# Exercise details:
Would you reproduce the whole listing exactly, minus its images?

# Recorded information:
__________

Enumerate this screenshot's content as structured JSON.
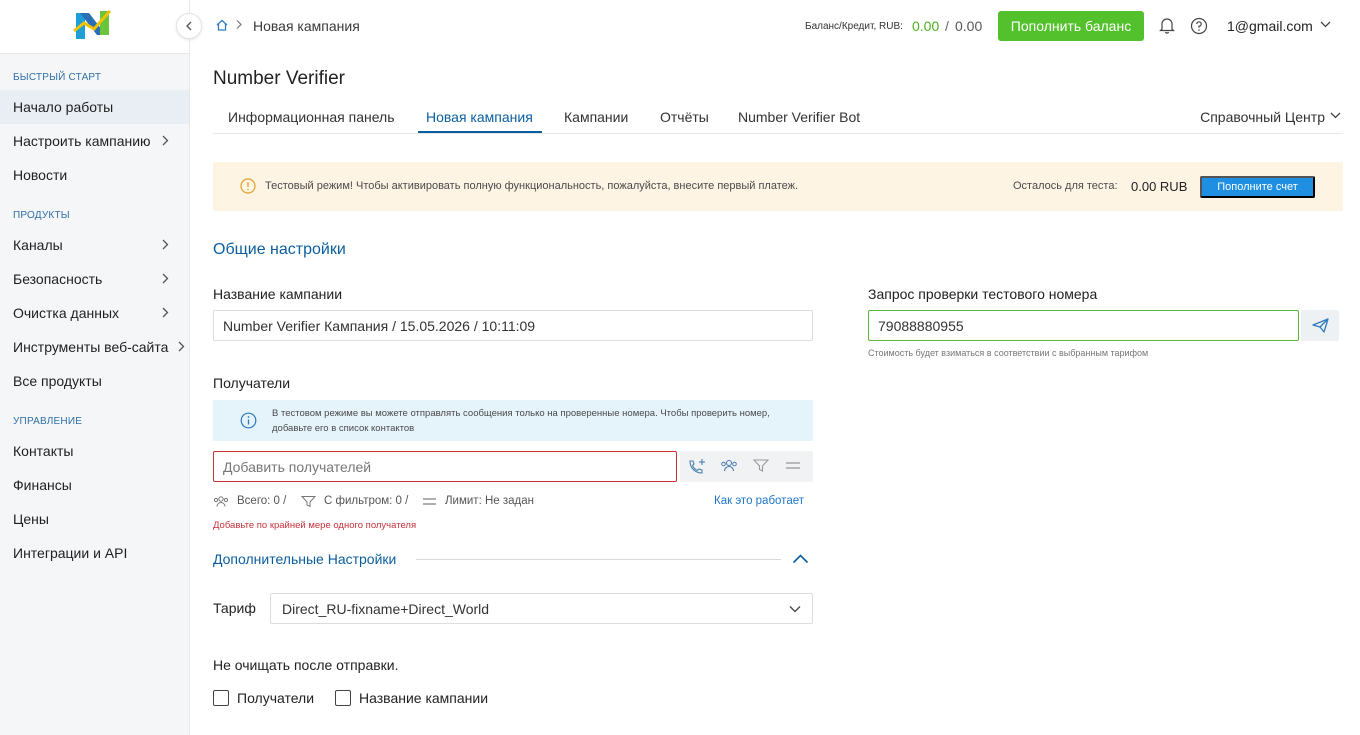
{
  "sidebar": {
    "sections": [
      {
        "title": "Быстрый старт",
        "items": [
          {
            "label": "Начало работы"
          },
          {
            "label": "Настроить кампанию"
          },
          {
            "label": "Новости"
          }
        ]
      },
      {
        "title": "Продукты",
        "items": [
          {
            "label": "Каналы"
          },
          {
            "label": "Безопасность"
          },
          {
            "label": "Очистка данных"
          },
          {
            "label": "Инструменты веб-сайта"
          },
          {
            "label": "Все продукты"
          }
        ]
      },
      {
        "title": "Управление",
        "items": [
          {
            "label": "Контакты"
          },
          {
            "label": "Финансы"
          },
          {
            "label": "Цены"
          },
          {
            "label": "Интеграции и API"
          }
        ]
      }
    ]
  },
  "header": {
    "breadcrumb_current": "Новая кампания",
    "balance_label": "Баланс/Кредит, RUB:",
    "balance_value": "0.00",
    "balance_separator": "/",
    "credit_value": "0.00",
    "topup_label": "Пополнить баланс",
    "user_email": "1@gmail.com"
  },
  "page": {
    "title": "Number Verifier",
    "tabs": [
      {
        "label": "Информационная панель"
      },
      {
        "label": "Новая кампания"
      },
      {
        "label": "Кампании"
      },
      {
        "label": "Отчёты"
      },
      {
        "label": "Number Verifier Bot"
      }
    ],
    "help_center": "Справочный Центр"
  },
  "warning": {
    "text": "Тестовый режим! Чтобы активировать полную функциональность, пожалуйста, внесите первый платеж.",
    "remain_label": "Осталось для теста:",
    "remain_value": "0.00 RUB",
    "pay_label": "Пополните счет"
  },
  "form": {
    "section_title": "Общие настройки",
    "campaign_name_label": "Название кампании",
    "campaign_name_value": "Number Verifier Кампания / 15.05.2026 / 10:11:09",
    "test_number_label": "Запрос проверки тестового номера",
    "test_number_value": "79088880955",
    "test_number_hint": "Стоимость будет взиматься в соответствии с выбранным тарифом",
    "recipients_label": "Получатели",
    "recipients_info": "В тестовом режиме вы можете отправлять сообщения только на проверенные номера. Чтобы проверить номер, добавьте его в список контактов",
    "recipients_placeholder": "Добавить получателей",
    "stats_total": "Всего: 0 /",
    "stats_filtered": "С фильтром: 0 /",
    "stats_limit": "Лимит: Не задан",
    "how_it_works": "Как это работает",
    "recipients_error": "Добавьте по крайней мере одного получателя",
    "advanced_title": "Дополнительные Настройки",
    "tariff_label": "Тариф",
    "tariff_value": "Direct_RU-fixname+Direct_World",
    "no_clear_label": "Не очищать после отправки.",
    "cb_recipients": "Получатели",
    "cb_campaign_name": "Название кампании"
  },
  "colors": {
    "accent": "#0b5e9e",
    "success": "#53c12c",
    "error": "#c7323b",
    "link": "#1e75c9"
  }
}
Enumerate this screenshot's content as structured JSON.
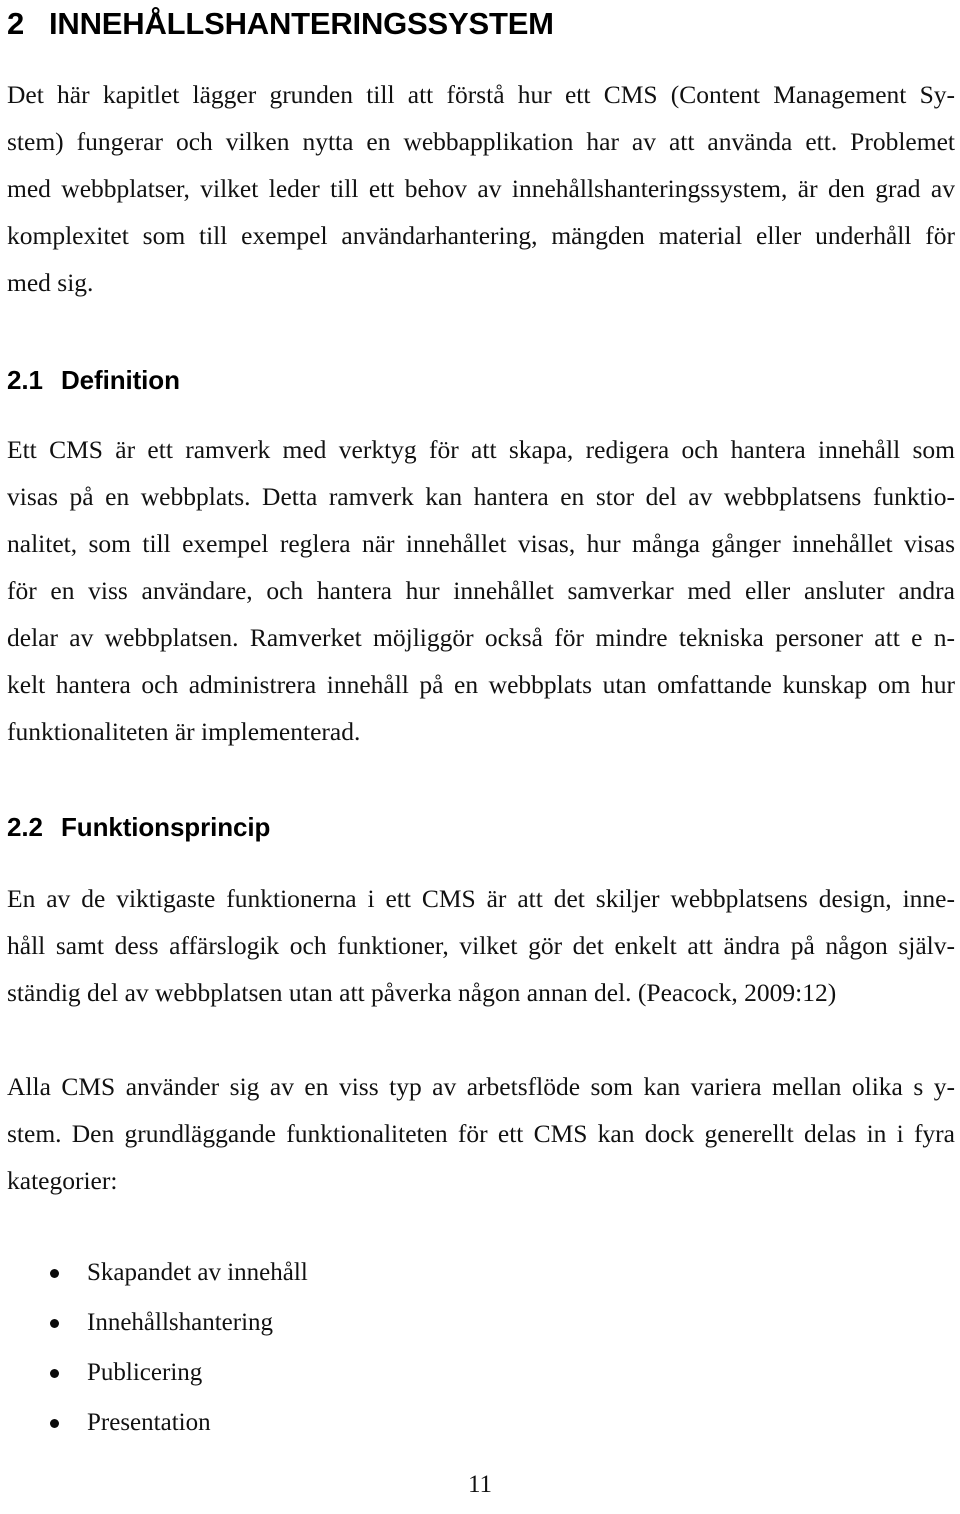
{
  "page": {
    "number": "11",
    "language": "sv"
  },
  "heading1": {
    "number": "2",
    "title": "INNEHÅLLSHANTERINGSSYSTEM"
  },
  "intro_paragraph": {
    "full_text": "Det här kapitlet lägger grunden till att förstå hur ett CMS (Content Management System) fungerar och vilken nytta en webbapplikation har av att använda ett. Problemet med webbplatser, vilket leder till ett behov av innehållshanteringssystem, är den grad av komplexitet som till exempel användarhantering, mängden material eller underhåll för med sig.",
    "lines": [
      "Det här kapitlet lägger grunden till att förstå hur ett CMS (Content Management Sy-",
      "stem) fungerar och vilken nytta en webbapplikation har av att använda ett. Problemet",
      "med webbplatser, vilket leder till ett behov av innehållshanteringssystem, är den grad av",
      "komplexitet som till exempel användarhantering, mängden material eller underhåll för",
      "med sig."
    ]
  },
  "section_2_1": {
    "number": "2.1",
    "title": "Definition",
    "paragraph": {
      "full_text": "Ett CMS är ett ramverk med verktyg för att skapa, redigera och hantera innehåll som visas på en webbplats. Detta ramverk kan hantera en stor del av webbplatsens funktionalitet, som till exempel reglera när innehållet visas, hur många gånger innehållet visas för en viss användare, och hantera hur innehållet samverkar med eller ansluter andra delar av webbplatsen. Ramverket möjliggör också för mindre tekniska personer att enkelt hantera och administrera innehåll på en webbplats utan omfattande kunskap om hur funktionaliteten är implementerad.",
      "lines": [
        "Ett CMS är ett ramverk med verktyg för att skapa, redigera och hantera innehåll som",
        "visas på en webbplats. Detta ramverk kan hantera en stor del av webbplatsens funktio-",
        "nalitet, som till exempel reglera när innehållet visas, hur många gånger innehållet visas",
        "för en viss användare, och hantera hur innehållet samverkar med eller ansluter andra",
        "delar av webbplatsen. Ramverket möjliggör också för mindre tekniska personer att e n-",
        "kelt hantera och administrera innehåll på en webbplats utan omfattande kunskap om hur",
        "funktionaliteten är implementerad."
      ]
    }
  },
  "section_2_2": {
    "number": "2.2",
    "title": "Funktionsprincip",
    "paragraph_1": {
      "full_text": "En av de viktigaste funktionerna i ett CMS  är att det skiljer webbplatsens design, innehåll samt dess affärslogik och funktioner, vilket gör det enkelt att ändra på någon självständig del av webbplatsen utan att påverka någon annan del. (Peacock, 2009:12)",
      "lines": [
        "En av de viktigaste funktionerna i ett CMS  är att det skiljer webbplatsens design, inne-",
        "håll samt dess affärslogik och funktioner, vilket gör det enkelt att ändra på någon själv-",
        "ständig del av webbplatsen utan att påverka någon annan del. (Peacock, 2009:12)"
      ]
    },
    "paragraph_2": {
      "full_text": "Alla CMS använder sig av en viss typ av arbetsflöde som kan variera mellan olika system. Den grundläggande funktionaliteten för ett CMS kan dock generellt delas in i fyra kategorier:",
      "lines": [
        "Alla CMS använder sig av en viss typ av arbetsflöde som kan variera mellan olika s y-",
        "stem. Den grundläggande funktionaliteten för ett CMS kan dock generellt delas in i fyra",
        "kategorier:"
      ]
    },
    "bullets": [
      "Skapandet av innehåll",
      "Innehållshantering",
      "Publicering",
      "Presentation"
    ]
  }
}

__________

# Result of this task:
Enumerate this screenshot's content as structured JSON.
{
  "sidebar": {
    "sections": [
      {
        "title": "Быстрый старт",
        "items": [
          {
            "label": "Начало работы"
          },
          {
            "label": "Настроить кампанию"
          },
          {
            "label": "Новости"
          }
        ]
      },
      {
        "title": "Продукты",
        "items": [
          {
            "label": "Каналы"
          },
          {
            "label": "Безопасность"
          },
          {
            "label": "Очистка данных"
          },
          {
            "label": "Инструменты веб-сайта"
          },
          {
            "label": "Все продукты"
          }
        ]
      },
      {
        "title": "Управление",
        "items": [
          {
            "label": "Контакты"
          },
          {
            "label": "Финансы"
          },
          {
            "label": "Цены"
          },
          {
            "label": "Интеграции и API"
          }
        ]
      }
    ]
  },
  "header": {
    "breadcrumb_current": "Новая кампания",
    "balance_label": "Баланс/Кредит, RUB:",
    "balance_value": "0.00",
    "balance_separator": "/",
    "credit_value": "0.00",
    "topup_label": "Пополнить баланс",
    "user_email": "1@gmail.com"
  },
  "page": {
    "title": "Number Verifier",
    "tabs": [
      {
        "label": "Информационная панель"
      },
      {
        "label": "Новая кампания"
      },
      {
        "label": "Кампании"
      },
      {
        "label": "Отчёты"
      },
      {
        "label": "Number Verifier Bot"
      }
    ],
    "help_center": "Справочный Центр"
  },
  "warning": {
    "text": "Тестовый режим! Чтобы активировать полную функциональность, пожалуйста, внесите первый платеж.",
    "remain_label": "Осталось для теста:",
    "remain_value": "0.00 RUB",
    "pay_label": "Пополните счет"
  },
  "form": {
    "section_title": "Общие настройки",
    "campaign_name_label": "Название кампании",
    "campaign_name_value": "Number Verifier Кампания / 15.05.2026 / 10:11:09",
    "test_number_label": "Запрос проверки тестового номера",
    "test_number_value": "79088880955",
    "test_number_hint": "Стоимость будет взиматься в соответствии с выбранным тарифом",
    "recipients_label": "Получатели",
    "recipients_info": "В тестовом режиме вы можете отправлять сообщения только на проверенные номера. Чтобы проверить номер, добавьте его в список контактов",
    "recipients_placeholder": "Добавить получателей",
    "stats_total": "Всего: 0 /",
    "stats_filtered": "С фильтром: 0 /",
    "stats_limit": "Лимит: Не задан",
    "how_it_works": "Как это работает",
    "recipients_error": "Добавьте по крайней мере одного получателя",
    "advanced_title": "Дополнительные Настройки",
    "tariff_label": "Тариф",
    "tariff_value": "Direct_RU-fixname+Direct_World",
    "no_clear_label": "Не очищать после отправки.",
    "cb_recipients": "Получатели",
    "cb_campaign_name": "Название кампании"
  },
  "colors": {
    "accent": "#0b5e9e",
    "success": "#53c12c",
    "error": "#c7323b",
    "link": "#1e75c9"
  }
}
Enumerate this screenshot's content as structured JSON.
{
  "page": {
    "number": "11",
    "language": "sv"
  },
  "heading1": {
    "number": "2",
    "title": "INNEHÅLLSHANTERINGSSYSTEM"
  },
  "intro_paragraph": {
    "full_text": "Det här kapitlet lägger grunden till att förstå hur ett CMS (Content Management System) fungerar och vilken nytta en webbapplikation har av att använda ett. Problemet med webbplatser, vilket leder till ett behov av innehållshanteringssystem, är den grad av komplexitet som till exempel användarhantering, mängden material eller underhåll för med sig.",
    "lines": [
      "Det här kapitlet lägger grunden till att förstå hur ett CMS (Content Management Sy-",
      "stem) fungerar och vilken nytta en webbapplikation har av att använda ett. Problemet",
      "med webbplatser, vilket leder till ett behov av innehållshanteringssystem, är den grad av",
      "komplexitet som till exempel användarhantering, mängden material eller underhåll för",
      "med sig."
    ]
  },
  "section_2_1": {
    "number": "2.1",
    "title": "Definition",
    "paragraph": {
      "full_text": "Ett CMS är ett ramverk med verktyg för att skapa, redigera och hantera innehåll som visas på en webbplats. Detta ramverk kan hantera en stor del av webbplatsens funktionalitet, som till exempel reglera när innehållet visas, hur många gånger innehållet visas för en viss användare, och hantera hur innehållet samverkar med eller ansluter andra delar av webbplatsen. Ramverket möjliggör också för mindre tekniska personer att enkelt hantera och administrera innehåll på en webbplats utan omfattande kunskap om hur funktionaliteten är implementerad.",
      "lines": [
        "Ett CMS är ett ramverk med verktyg för att skapa, redigera och hantera innehåll som",
        "visas på en webbplats. Detta ramverk kan hantera en stor del av webbplatsens funktio-",
        "nalitet, som till exempel reglera när innehållet visas, hur många gånger innehållet visas",
        "för en viss användare, och hantera hur innehållet samverkar med eller ansluter andra",
        "delar av webbplatsen. Ramverket möjliggör också för mindre tekniska personer att e n-",
        "kelt hantera och administrera innehåll på en webbplats utan omfattande kunskap om hur",
        "funktionaliteten är implementerad."
      ]
    }
  },
  "section_2_2": {
    "number": "2.2",
    "title": "Funktionsprincip",
    "paragraph_1": {
      "full_text": "En av de viktigaste funktionerna i ett CMS  är att det skiljer webbplatsens design, innehåll samt dess affärslogik och funktioner, vilket gör det enkelt att ändra på någon självständig del av webbplatsen utan att påverka någon annan del. (Peacock, 2009:12)",
      "lines": [
        "En av de viktigaste funktionerna i ett CMS  är att det skiljer webbplatsens design, inne-",
        "håll samt dess affärslogik och funktioner, vilket gör det enkelt att ändra på någon själv-",
        "ständig del av webbplatsen utan att påverka någon annan del. (Peacock, 2009:12)"
      ]
    },
    "paragraph_2": {
      "full_text": "Alla CMS använder sig av en viss typ av arbetsflöde som kan variera mellan olika system. Den grundläggande funktionaliteten för ett CMS kan dock generellt delas in i fyra kategorier:",
      "lines": [
        "Alla CMS använder sig av en viss typ av arbetsflöde som kan variera mellan olika s y-",
        "stem. Den grundläggande funktionaliteten för ett CMS kan dock generellt delas in i fyra",
        "kategorier:"
      ]
    },
    "bullets": [
      "Skapandet av innehåll",
      "Innehållshantering",
      "Publicering",
      "Presentation"
    ]
  }
}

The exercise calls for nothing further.